31 Mar, 2016
ATLANTA, GA, 30 March 2016, (PRWEB) – What is that mechanical thing soaring above everyone’s heads at the park or buzzing around the neighbor’s backyard? Recent attendees to electronics trade shows, photography expos, or camera stores have seen them for sale: drones, or Unmanned Aircraft Systems (UAS). Drones are a new, relatively affordable tool for capturing aerial photography. They are increasingly being used by photographers to capture aerial images at weddings, sporting events, film shoots, or anywhere photographers are using the latest and greatest technology available for their clients. There is also a lot of talk in the film and photography community on how it is legal to use drones for photographic purposes.
Professional Photographers of America (PPA) has been working closely with the FAA to dispel myths and clarify rumors about the current legality of drone use and the importance of drone registration. Instead of seeking out the most current drone information from a variety of sources, the public can find the most updated information and blogs on the topic at PPA.com/Drones.
According to current regulations, it becomes unlawful to fly a drone the moment the images taken are used for business purposes (sold or used in promotional material). There is currently only one specific situation in which photographers are allowed to use drones for business use.
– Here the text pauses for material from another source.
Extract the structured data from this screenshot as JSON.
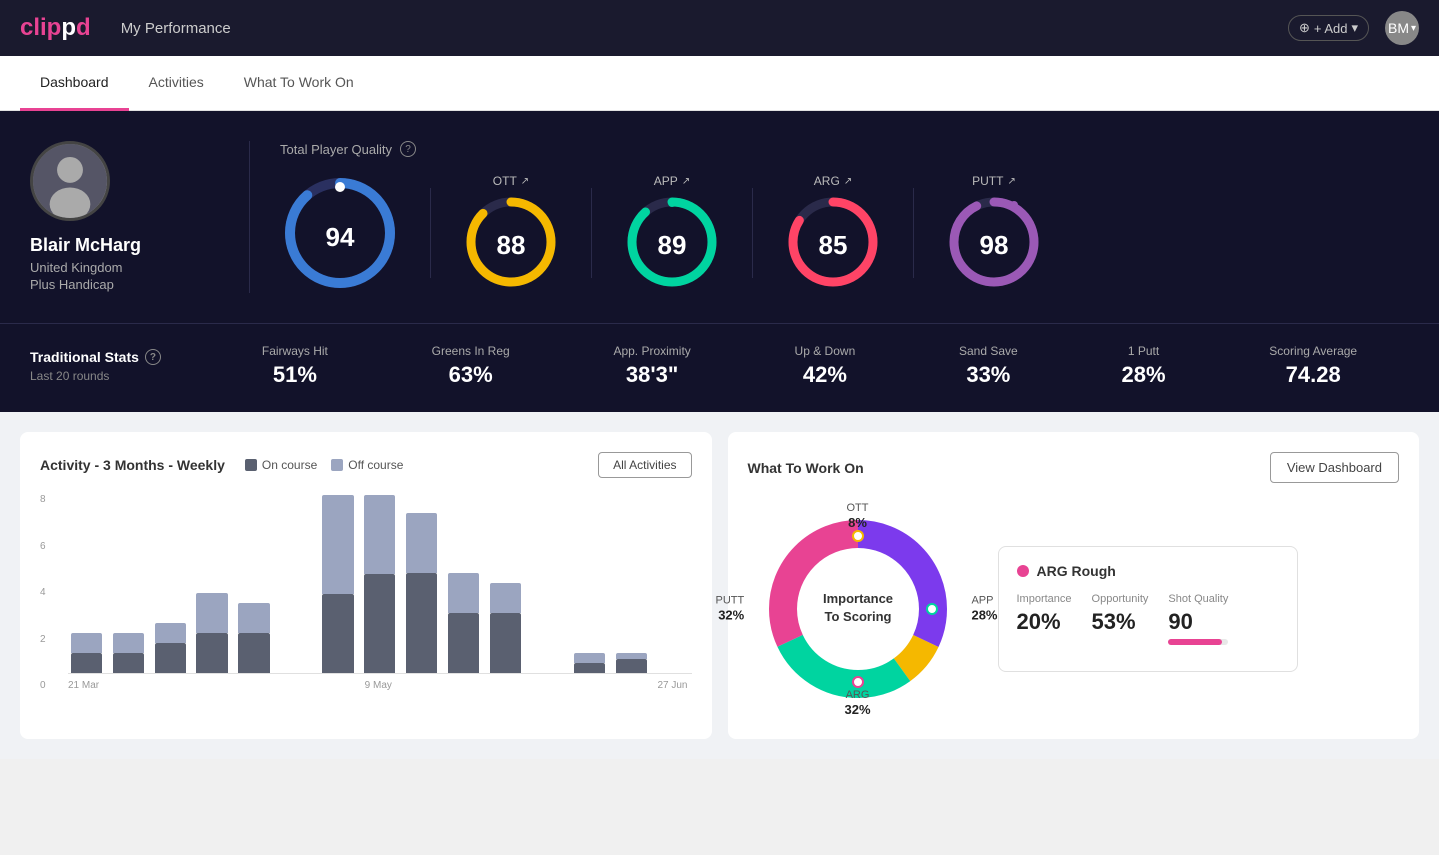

The professional photographer must have a Section 333 exemption from the FAA (a complicated process which usually involves an attorney) and the drone must be operated by an FAA-licensed pilot.
PPA has been lobbying the FAA to change the current regulations, and recently had a very informative discussion in D.C. with five members of the FAA’s UAS integration team. As a result, PPA can report that the new rule for business-related or “civil” drone use will most likely be released by June of this year. The FAA confirmed that they are prepared for a late spring/early summer release and that the rule will take effect 30 days after said release. These regulations will apply to drones weighing under 55 lbs. PPA also expects the new regulations to be similar to the proposal released by the FAA in 2015, which would allow for the use of drones by professional photographers if the following requirements are met:
1. The user has obtained a small UAS airman certificate which will be earned by passing a computerized knowledge test.
2. The user has registered all drones. The FAA’s online drone registration system has recently been expanded to include registration of drones used for business-related purposes.
3. The user follows all of the restrictions on maximum height, maximum speed, airspace etc. Based on the proposal, PPA expects the restrictions to be very reasonable.
There is a lot of exciting progress coming very soon that will allow professional photographers to use drones in their business, but for now, the moment drone images are sold or used to promote a business, they are most likely operating outside of legal regulations. And if caught, the photographer could face very significant fines.
Drones use for hobbyists and taking images for image-capturing’s sake is legal. However, hobbyist drones must still be registered regardless of pro-status, or the purpose of the images. Drone owners can easily register their drones at RegisterMyUAS.FAA.gov or by using the B4UFLY app. PPA has provided a quick and handy guide on how this easy registration process works and encourages photographers to keep honing their aerial photography skills, so when the FAA changes their rules, they will be ready to include drone use in their business model.
As more changes are expected in the coming weeks and months, PPA will continue to keep its members updated on the new rules and regulations regarding drone use through PPA.com/Drones and connected via a Drone “community” on their social networking site, theLoop.PPA.com. Consider joining PPA today at PPA.com/Join to remain up-to-date on drones, copyright and many other issues vital to today’s photographers.
About PPA — www.PPA.com.